• _Work to complete_:
The answer must consist of every line in the records below that contains the string "details".

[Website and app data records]
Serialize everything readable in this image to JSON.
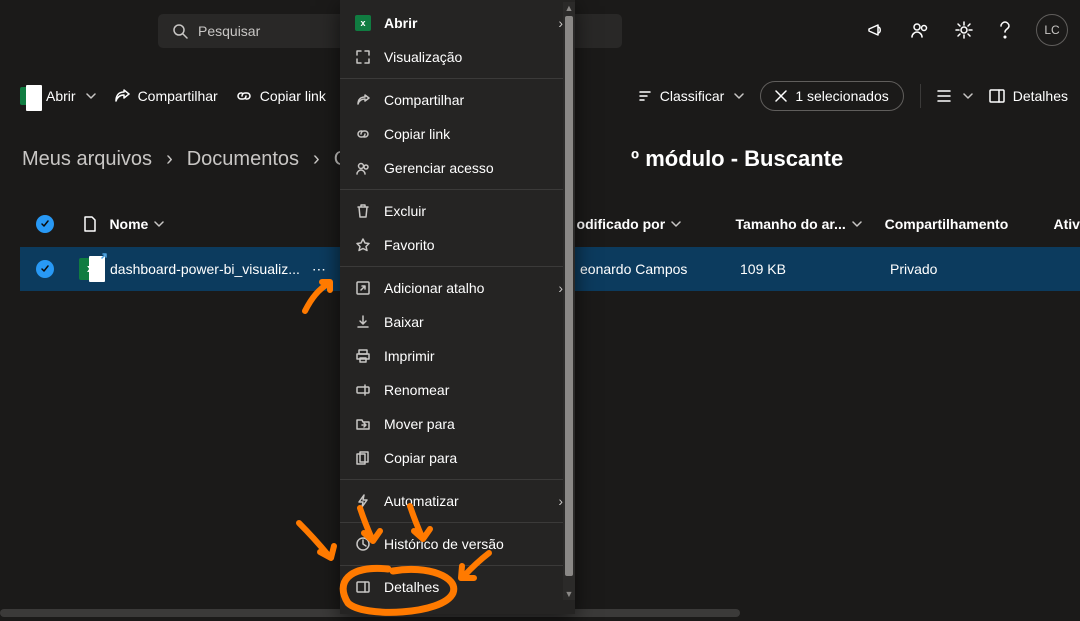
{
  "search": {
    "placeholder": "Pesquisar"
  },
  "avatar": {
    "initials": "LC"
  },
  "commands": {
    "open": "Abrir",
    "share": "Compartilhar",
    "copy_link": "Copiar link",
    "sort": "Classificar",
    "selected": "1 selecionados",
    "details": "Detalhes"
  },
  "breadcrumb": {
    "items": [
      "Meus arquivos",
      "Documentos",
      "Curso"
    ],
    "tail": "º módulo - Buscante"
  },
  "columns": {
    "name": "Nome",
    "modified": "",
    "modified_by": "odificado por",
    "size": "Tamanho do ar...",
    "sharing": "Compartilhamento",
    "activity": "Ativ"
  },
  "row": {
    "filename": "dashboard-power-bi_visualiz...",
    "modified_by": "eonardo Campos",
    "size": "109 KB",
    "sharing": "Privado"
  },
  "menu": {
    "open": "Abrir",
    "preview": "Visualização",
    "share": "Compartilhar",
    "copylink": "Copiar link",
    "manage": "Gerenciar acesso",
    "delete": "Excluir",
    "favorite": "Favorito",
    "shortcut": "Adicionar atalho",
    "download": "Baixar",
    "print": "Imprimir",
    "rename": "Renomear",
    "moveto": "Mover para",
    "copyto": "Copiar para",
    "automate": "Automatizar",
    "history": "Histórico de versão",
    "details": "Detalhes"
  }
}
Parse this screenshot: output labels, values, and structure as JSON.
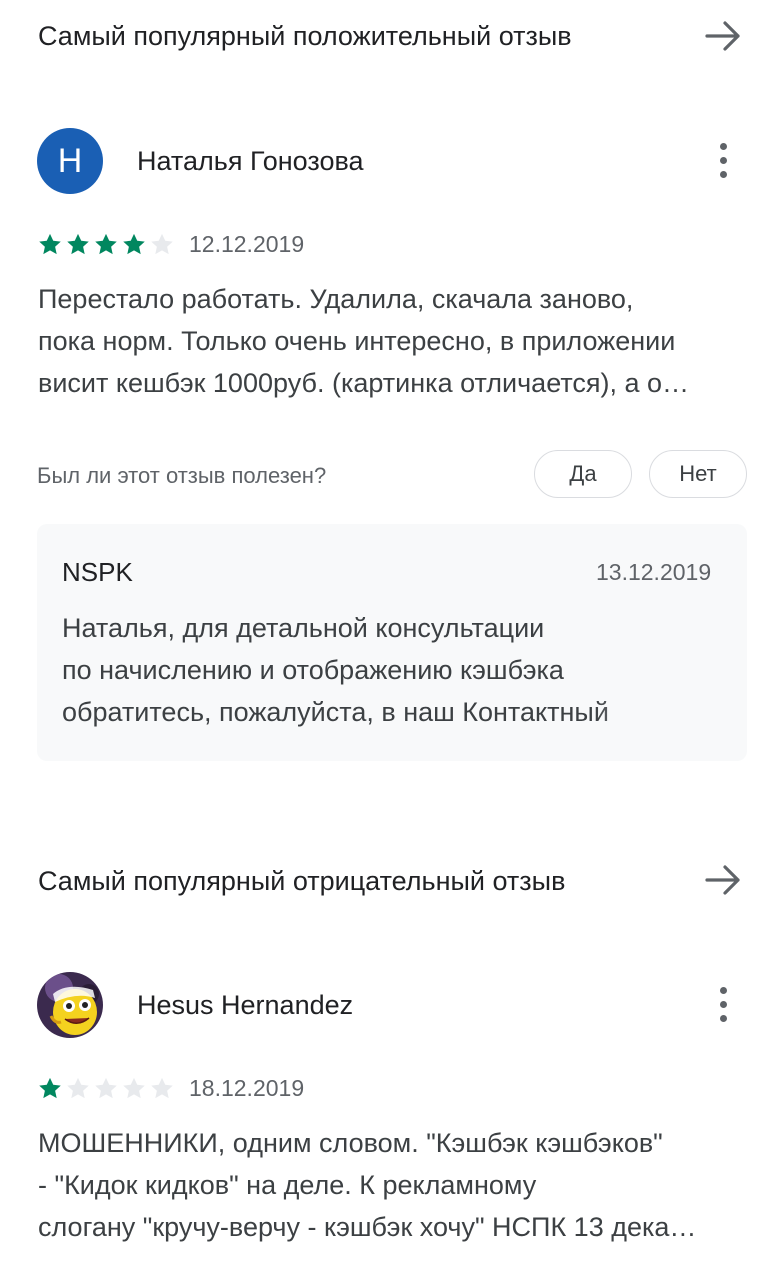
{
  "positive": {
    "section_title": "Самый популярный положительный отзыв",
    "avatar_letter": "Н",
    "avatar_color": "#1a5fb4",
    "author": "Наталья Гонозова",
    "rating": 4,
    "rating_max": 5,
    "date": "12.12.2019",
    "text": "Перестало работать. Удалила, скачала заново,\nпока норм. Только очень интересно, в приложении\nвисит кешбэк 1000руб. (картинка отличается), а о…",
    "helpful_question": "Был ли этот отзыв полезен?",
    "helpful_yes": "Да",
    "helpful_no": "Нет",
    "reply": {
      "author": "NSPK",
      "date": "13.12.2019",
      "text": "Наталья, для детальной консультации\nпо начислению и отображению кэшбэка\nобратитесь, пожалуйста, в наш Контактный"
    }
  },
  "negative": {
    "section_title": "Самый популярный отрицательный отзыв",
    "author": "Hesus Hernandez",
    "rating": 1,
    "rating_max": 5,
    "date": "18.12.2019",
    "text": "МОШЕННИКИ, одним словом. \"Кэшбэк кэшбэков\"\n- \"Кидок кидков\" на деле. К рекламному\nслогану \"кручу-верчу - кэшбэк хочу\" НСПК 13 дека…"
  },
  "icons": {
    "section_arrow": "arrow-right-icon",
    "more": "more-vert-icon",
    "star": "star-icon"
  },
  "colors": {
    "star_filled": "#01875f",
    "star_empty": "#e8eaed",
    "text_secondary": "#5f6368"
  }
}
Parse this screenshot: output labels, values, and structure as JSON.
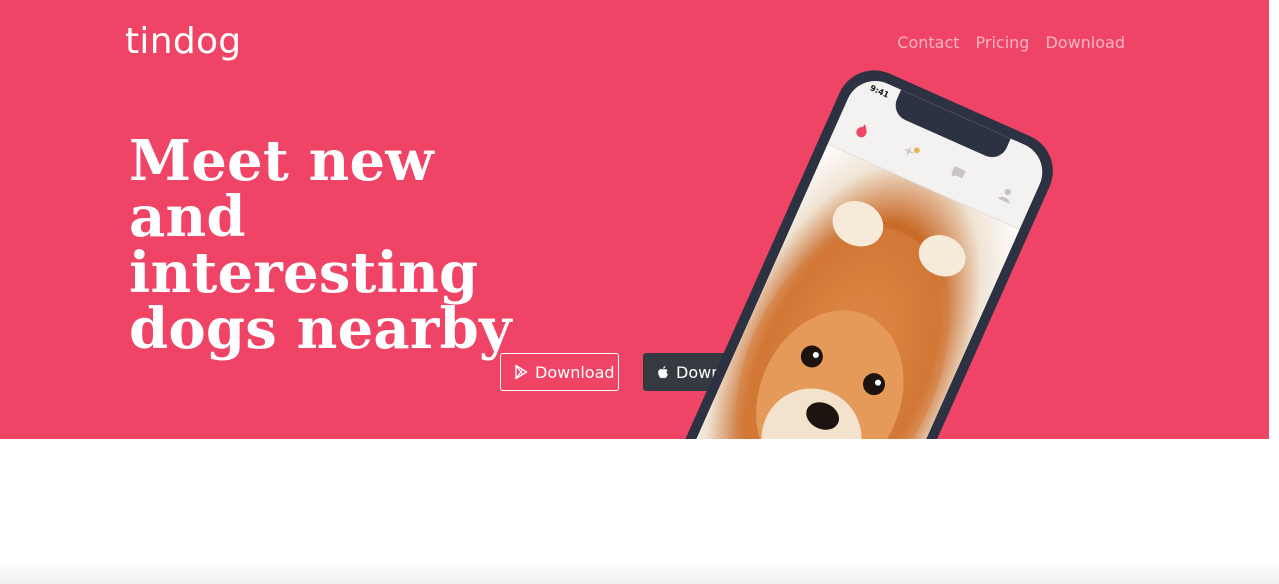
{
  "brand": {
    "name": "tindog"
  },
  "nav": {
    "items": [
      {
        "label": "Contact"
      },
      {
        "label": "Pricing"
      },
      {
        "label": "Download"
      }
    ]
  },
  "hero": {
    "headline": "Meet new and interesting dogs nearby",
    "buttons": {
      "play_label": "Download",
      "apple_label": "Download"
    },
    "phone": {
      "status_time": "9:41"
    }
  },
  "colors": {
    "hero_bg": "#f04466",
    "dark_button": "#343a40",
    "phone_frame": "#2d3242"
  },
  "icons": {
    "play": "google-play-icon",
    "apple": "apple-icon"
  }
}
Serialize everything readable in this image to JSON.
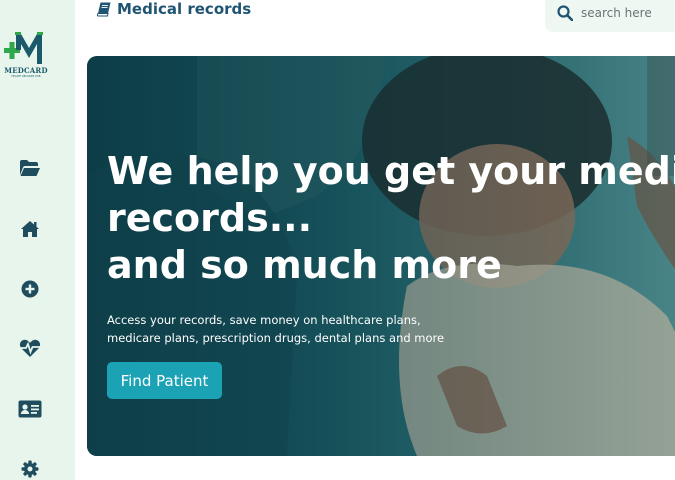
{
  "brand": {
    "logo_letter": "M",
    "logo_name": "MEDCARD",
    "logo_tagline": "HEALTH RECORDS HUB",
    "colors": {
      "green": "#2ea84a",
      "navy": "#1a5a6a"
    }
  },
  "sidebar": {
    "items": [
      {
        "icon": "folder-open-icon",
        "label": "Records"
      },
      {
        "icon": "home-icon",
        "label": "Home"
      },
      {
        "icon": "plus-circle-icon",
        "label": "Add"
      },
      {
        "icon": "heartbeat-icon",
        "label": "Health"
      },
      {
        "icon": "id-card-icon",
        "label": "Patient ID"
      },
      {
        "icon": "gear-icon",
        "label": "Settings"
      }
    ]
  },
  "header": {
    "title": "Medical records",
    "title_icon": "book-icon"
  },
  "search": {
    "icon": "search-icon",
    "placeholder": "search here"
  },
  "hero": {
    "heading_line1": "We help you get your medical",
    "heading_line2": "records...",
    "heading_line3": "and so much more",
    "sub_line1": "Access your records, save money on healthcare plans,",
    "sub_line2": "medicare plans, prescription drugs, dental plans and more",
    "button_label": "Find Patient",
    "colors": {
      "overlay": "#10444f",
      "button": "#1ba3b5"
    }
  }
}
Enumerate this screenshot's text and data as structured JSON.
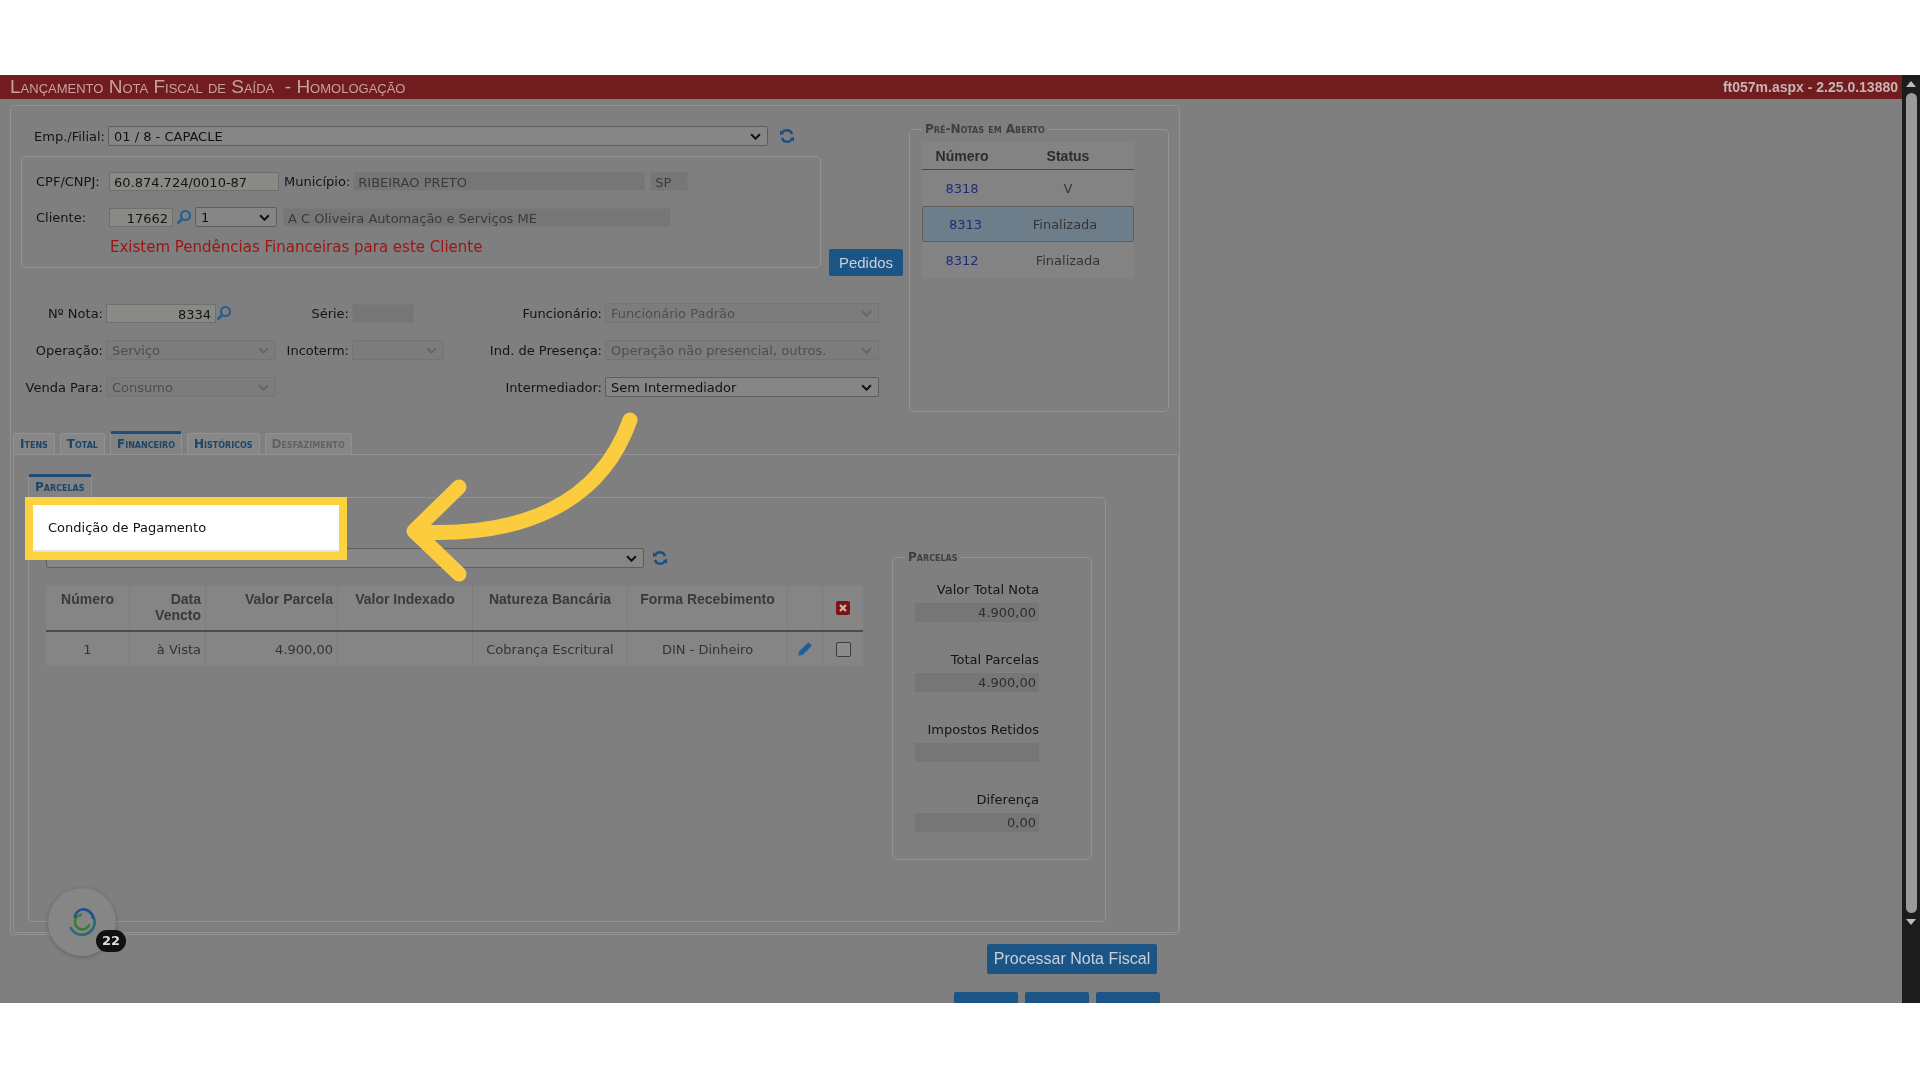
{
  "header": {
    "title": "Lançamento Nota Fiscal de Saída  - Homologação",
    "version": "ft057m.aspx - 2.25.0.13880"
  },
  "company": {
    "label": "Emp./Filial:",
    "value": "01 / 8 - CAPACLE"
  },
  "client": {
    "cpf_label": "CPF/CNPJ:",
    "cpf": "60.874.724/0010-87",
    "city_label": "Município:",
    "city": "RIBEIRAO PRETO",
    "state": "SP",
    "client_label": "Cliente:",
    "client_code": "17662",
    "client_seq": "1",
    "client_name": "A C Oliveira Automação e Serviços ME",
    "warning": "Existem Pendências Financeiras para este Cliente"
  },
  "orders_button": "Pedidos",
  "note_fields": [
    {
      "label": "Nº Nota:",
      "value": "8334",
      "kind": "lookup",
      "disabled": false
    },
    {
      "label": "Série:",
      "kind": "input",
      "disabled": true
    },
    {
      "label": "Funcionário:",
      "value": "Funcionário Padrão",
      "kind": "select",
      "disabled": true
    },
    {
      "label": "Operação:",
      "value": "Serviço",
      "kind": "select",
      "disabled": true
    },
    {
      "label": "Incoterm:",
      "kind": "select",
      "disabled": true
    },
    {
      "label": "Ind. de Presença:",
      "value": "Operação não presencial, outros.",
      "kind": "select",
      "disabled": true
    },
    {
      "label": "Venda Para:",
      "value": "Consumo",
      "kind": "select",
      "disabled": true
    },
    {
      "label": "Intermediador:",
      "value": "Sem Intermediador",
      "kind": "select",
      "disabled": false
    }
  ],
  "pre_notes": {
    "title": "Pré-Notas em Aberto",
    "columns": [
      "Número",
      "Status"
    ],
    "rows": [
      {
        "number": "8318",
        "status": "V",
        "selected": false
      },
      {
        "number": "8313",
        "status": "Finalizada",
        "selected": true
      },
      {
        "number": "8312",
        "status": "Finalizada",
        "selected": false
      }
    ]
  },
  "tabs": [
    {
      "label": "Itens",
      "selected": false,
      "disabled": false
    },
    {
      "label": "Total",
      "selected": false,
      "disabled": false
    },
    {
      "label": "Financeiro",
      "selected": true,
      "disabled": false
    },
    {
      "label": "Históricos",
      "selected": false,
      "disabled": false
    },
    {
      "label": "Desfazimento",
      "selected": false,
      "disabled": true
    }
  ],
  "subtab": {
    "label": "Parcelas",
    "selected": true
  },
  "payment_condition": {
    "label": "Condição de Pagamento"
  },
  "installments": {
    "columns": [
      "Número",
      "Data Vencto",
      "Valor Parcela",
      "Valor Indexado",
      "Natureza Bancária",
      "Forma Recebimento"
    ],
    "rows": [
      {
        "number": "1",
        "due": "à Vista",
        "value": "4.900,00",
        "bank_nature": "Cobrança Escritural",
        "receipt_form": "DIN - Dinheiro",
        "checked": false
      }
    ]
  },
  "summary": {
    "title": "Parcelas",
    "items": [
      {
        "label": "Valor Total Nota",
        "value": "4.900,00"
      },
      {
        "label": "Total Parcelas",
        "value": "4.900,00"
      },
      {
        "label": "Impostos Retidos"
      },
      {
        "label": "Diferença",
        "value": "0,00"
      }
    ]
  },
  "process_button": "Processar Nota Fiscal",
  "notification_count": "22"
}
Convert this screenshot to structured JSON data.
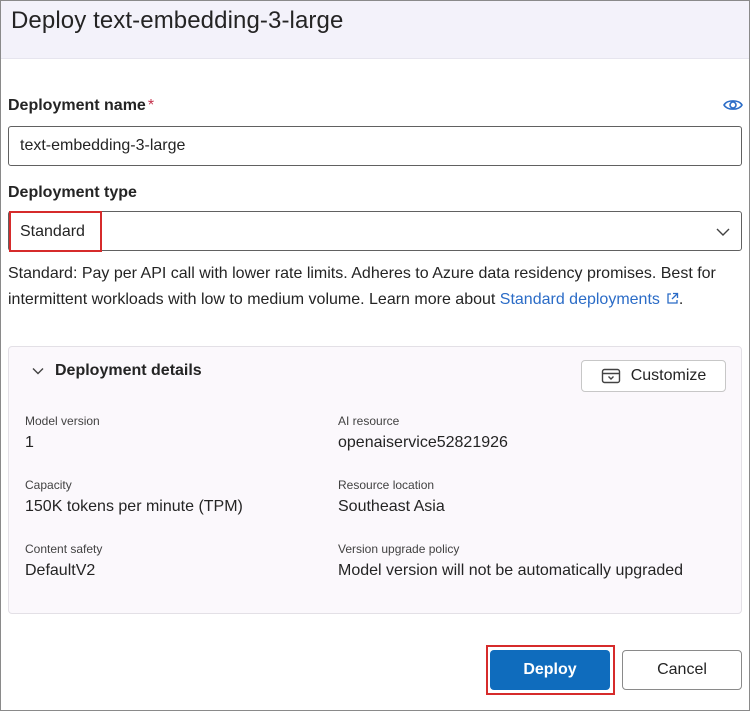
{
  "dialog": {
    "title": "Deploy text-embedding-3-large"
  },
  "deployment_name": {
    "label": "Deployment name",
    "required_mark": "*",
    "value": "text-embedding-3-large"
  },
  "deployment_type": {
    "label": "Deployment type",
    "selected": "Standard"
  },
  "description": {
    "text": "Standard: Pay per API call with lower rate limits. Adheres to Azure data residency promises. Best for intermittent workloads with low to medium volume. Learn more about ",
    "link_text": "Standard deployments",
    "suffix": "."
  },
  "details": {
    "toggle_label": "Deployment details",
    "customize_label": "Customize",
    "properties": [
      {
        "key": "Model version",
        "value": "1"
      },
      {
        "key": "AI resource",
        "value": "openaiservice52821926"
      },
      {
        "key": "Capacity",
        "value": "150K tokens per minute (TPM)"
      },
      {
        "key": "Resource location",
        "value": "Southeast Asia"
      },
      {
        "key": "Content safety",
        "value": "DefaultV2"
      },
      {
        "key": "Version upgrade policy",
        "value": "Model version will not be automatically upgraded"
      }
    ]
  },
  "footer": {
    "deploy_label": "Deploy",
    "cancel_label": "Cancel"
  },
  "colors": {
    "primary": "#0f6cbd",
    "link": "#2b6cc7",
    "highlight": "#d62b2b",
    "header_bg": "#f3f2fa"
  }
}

• _Response area_:
    "details": "Detalhes"
    "details": "Detalhes"
  "details": {
    "toggle_label": "Deployment details",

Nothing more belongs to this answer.